"Prior to today, the markets hoped a full Spanish bailout would not be necessary, now they have been told it is inevitable," Marchel Alexandrovich, senior vice-president and European financial economist at Jefferies, said in a note echoing the views of many other analysts.

"The killer Q&A Draghi statement is that before the ECB comes in to buy Spain and Italy, first, a country need to ask for formal assistance. So there we go, what Draghi has basically indicated is that the problem in the bond markets has to get considerably worse before the ECB steps in to help."

The country's fiscal position remains however manageable for some time. It needs to issue another estimated €35 billion this year to finance its deficit and repay its debts.
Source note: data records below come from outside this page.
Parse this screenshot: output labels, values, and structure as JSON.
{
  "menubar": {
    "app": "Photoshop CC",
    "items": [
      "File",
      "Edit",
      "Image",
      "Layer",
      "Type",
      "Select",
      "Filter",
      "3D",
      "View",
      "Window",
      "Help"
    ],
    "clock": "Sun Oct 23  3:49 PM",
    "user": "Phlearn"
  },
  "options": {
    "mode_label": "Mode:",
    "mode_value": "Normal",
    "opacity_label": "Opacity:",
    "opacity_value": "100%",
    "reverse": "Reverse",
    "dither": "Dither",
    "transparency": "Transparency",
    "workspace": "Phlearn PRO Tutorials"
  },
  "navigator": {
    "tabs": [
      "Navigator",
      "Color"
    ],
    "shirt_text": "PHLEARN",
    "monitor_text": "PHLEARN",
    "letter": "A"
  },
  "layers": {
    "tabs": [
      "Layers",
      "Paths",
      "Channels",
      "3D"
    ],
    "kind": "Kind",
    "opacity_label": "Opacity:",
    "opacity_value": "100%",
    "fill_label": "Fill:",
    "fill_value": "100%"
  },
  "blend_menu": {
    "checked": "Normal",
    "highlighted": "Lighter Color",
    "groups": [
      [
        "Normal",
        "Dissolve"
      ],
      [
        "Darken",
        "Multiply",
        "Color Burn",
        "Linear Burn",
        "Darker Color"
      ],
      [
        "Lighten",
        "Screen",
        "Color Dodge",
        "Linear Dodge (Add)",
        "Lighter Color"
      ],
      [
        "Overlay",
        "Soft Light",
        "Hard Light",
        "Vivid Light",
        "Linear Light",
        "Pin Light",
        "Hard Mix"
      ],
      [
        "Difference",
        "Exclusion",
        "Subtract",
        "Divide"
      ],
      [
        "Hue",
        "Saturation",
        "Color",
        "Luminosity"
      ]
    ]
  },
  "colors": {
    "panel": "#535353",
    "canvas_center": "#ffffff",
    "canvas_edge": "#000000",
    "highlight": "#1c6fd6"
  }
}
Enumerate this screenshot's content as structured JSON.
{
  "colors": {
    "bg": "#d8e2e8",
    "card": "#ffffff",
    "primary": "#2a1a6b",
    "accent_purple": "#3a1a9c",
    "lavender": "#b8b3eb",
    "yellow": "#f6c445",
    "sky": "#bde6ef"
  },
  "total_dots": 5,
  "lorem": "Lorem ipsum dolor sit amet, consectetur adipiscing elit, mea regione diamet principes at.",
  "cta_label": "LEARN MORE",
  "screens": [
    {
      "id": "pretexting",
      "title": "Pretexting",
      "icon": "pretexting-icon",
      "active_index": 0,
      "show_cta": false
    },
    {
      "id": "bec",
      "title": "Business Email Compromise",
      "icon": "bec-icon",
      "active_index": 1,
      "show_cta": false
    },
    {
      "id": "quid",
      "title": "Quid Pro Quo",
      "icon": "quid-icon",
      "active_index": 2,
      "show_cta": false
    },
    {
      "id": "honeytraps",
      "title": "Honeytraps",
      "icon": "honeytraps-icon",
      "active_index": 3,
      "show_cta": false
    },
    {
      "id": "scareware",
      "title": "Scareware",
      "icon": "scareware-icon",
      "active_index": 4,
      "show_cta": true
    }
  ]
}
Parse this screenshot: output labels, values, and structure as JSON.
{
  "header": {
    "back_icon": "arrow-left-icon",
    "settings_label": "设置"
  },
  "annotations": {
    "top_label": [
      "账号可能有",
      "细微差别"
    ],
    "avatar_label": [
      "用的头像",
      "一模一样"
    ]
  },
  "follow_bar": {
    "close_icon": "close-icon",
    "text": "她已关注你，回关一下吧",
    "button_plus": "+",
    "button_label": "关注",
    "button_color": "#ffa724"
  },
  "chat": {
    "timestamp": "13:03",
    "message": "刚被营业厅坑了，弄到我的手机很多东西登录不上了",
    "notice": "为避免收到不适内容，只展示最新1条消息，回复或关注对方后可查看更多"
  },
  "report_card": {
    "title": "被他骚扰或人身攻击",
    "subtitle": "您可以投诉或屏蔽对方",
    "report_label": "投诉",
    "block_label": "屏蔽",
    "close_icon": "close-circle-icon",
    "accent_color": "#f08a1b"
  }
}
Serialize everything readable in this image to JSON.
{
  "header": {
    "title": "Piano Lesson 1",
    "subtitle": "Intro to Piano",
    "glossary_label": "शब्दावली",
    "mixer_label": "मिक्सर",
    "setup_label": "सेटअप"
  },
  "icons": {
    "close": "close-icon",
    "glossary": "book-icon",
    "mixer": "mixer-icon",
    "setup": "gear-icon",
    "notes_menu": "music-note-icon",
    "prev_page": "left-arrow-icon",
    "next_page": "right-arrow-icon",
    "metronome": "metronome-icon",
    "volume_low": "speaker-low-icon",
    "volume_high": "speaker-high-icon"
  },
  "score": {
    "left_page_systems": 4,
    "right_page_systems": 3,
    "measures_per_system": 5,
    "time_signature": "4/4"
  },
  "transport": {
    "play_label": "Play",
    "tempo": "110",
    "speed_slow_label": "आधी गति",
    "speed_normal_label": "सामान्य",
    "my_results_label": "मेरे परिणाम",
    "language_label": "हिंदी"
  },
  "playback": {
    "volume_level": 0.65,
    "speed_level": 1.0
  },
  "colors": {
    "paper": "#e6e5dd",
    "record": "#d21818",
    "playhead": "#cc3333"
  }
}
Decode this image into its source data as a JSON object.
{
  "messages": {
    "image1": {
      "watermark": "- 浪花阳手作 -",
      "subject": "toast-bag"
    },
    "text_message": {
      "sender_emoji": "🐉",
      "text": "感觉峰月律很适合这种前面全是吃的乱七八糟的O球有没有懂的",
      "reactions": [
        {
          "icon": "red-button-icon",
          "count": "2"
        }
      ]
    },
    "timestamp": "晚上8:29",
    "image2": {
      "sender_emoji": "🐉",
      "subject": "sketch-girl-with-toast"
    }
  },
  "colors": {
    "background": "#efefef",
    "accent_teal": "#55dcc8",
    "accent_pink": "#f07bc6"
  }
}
Its average borrowing costs have so far remained under control thanks to cheap ECB loans to banks earlier this year.

It had paid an average of 3.43 per cent to finance its debt in 2012, in line with costs registered since the launch of the euro in 1999 and below the 3.9 per cent it had paid at the same period last year.

Later tonight the Spanish government said that it had submitted its budget plan for 2013 and 2014 to the European Commission in which it pledged to save €102 billion, which it hoped to achieve by boosting revenues and cutting expenditure.

The Spanish treasury said the plan included the measures unveiled on July 13th that included savings of €65 billion, but did not clarify how it had arrived at the new savings figure.

"The €102 billion in savings to 2014 assumes all the measures that have been announced so far will be fully in place and also factors in the prevailing macroeconomic conditions," a treasury spokeswoman said.

Spain needs to erase €65 billion from its public deficit in order to reach EU debt reduction targets by 2014.

It must cut its public deficit of 8.9 per cent of gross domestic product to 6.3 per cent in 2012, 4.5 per cent in 2013 and 2.8 percent the year after.

The government is basing its forecast on anticipated growth in gross domestic product of 1.2 per cent in 2014 after two consecutive years of recession, in which it expects the economy to contract by 1.5 per cent in 2012 and by 0.5 per cent in 2013.